[Data about app and page elements]
:::::

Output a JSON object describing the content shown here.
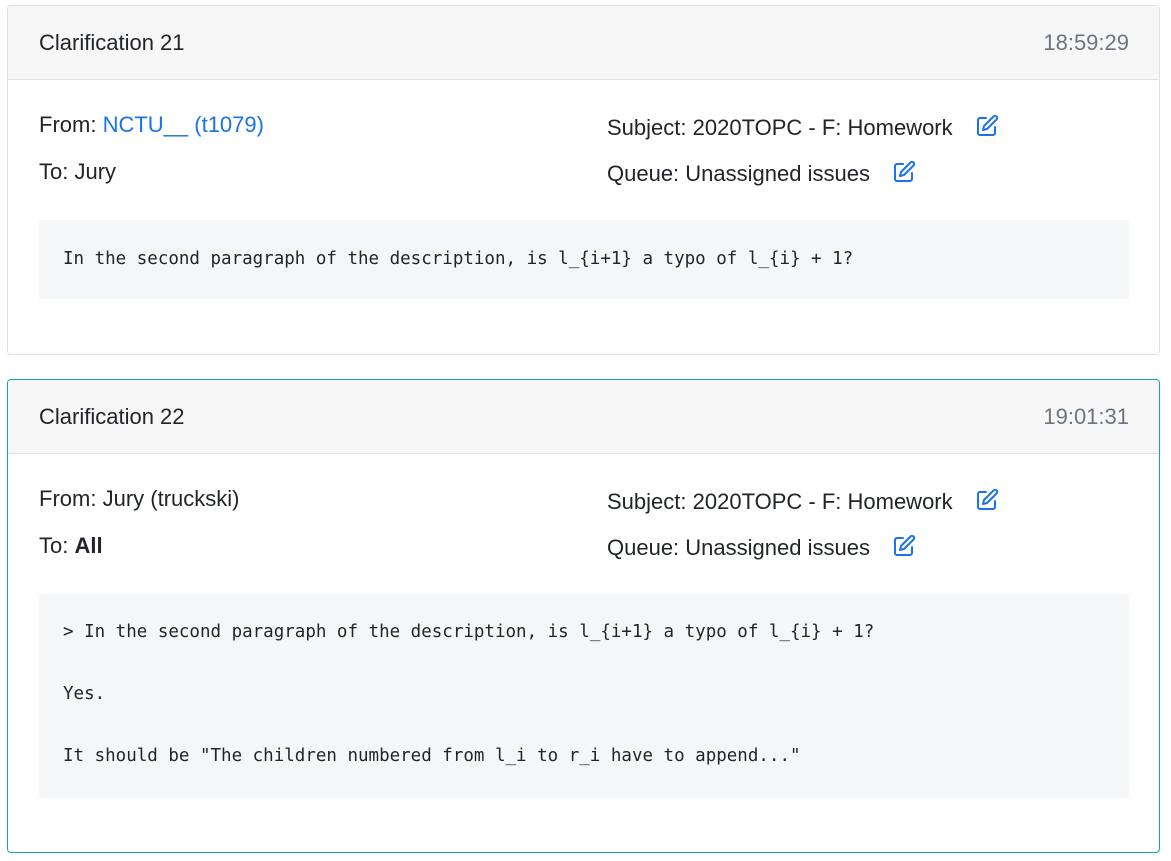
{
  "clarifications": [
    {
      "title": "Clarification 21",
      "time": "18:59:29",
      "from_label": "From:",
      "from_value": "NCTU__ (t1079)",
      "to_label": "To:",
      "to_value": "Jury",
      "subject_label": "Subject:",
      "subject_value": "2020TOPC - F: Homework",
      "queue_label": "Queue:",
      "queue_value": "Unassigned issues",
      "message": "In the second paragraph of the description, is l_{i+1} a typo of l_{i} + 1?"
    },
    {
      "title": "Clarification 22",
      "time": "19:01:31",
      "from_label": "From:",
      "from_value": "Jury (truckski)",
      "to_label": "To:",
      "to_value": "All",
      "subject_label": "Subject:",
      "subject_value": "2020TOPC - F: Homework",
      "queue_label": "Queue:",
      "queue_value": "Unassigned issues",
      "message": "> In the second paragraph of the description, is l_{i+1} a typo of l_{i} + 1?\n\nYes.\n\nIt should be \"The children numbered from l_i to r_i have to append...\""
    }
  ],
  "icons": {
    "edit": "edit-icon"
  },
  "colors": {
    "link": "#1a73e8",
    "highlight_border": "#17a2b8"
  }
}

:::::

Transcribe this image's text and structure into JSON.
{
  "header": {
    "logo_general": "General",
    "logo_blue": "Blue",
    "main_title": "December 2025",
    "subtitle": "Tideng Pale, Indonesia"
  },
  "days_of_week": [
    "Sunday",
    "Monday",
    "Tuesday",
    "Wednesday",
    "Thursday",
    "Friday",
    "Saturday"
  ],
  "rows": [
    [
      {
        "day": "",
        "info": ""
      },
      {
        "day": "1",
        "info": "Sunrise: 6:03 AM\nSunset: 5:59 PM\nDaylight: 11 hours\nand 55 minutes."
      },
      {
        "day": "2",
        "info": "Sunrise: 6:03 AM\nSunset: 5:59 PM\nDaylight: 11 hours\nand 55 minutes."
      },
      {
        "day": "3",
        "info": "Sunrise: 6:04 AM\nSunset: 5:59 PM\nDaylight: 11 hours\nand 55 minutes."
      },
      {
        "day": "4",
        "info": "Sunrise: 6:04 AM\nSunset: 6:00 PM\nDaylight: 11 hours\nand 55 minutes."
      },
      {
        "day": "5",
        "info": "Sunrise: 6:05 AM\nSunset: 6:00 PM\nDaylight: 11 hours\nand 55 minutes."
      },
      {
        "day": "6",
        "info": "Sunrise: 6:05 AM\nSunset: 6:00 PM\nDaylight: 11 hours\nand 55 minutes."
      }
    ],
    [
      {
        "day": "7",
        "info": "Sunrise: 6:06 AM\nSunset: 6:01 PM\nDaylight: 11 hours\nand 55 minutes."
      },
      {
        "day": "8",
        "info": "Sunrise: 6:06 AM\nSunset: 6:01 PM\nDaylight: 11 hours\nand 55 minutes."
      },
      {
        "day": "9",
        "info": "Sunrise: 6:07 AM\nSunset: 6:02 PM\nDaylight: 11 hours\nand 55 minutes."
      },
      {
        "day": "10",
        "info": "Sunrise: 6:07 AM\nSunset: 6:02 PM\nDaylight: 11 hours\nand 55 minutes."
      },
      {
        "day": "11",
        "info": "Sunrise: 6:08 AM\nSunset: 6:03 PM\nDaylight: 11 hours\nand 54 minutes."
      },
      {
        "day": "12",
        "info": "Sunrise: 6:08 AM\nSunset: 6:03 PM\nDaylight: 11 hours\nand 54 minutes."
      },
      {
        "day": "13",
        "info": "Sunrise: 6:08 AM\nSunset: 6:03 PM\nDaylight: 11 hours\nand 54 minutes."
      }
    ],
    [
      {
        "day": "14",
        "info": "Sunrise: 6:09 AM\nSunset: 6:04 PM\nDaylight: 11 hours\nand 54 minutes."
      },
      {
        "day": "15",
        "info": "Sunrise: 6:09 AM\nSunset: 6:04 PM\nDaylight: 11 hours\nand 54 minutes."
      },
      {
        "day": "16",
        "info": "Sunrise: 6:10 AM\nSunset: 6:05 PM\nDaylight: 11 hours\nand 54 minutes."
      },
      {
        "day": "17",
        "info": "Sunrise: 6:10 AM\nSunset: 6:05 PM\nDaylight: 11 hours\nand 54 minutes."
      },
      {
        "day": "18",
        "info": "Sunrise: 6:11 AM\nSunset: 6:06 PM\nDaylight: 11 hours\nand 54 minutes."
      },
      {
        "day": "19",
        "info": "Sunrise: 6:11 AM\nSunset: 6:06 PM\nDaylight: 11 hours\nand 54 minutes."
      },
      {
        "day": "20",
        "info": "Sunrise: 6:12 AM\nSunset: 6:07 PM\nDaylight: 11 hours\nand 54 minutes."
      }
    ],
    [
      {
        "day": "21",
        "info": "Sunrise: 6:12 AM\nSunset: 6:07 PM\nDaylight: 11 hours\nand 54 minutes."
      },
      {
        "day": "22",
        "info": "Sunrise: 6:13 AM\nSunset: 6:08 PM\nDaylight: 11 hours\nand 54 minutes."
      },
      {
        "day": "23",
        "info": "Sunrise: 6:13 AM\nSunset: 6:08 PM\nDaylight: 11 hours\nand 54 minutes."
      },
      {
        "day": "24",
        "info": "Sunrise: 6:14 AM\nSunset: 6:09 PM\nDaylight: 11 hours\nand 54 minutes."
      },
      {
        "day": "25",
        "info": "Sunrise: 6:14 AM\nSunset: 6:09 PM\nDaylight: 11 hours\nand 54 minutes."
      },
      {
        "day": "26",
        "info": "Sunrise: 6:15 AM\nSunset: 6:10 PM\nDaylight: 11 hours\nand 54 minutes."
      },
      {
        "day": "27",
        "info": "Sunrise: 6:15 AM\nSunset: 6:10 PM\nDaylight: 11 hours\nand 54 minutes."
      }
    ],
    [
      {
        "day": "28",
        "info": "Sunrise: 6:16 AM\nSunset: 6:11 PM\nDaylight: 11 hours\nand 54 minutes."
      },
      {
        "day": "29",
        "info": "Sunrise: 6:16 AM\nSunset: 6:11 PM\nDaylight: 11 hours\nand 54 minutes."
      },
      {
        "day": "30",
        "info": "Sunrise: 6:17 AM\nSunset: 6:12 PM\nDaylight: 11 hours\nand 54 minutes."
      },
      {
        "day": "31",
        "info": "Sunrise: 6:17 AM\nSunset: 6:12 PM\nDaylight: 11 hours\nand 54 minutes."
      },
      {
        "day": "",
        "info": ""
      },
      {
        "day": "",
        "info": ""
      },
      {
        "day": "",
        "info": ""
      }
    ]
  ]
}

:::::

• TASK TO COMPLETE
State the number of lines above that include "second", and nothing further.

• OUTPUT BELOW
2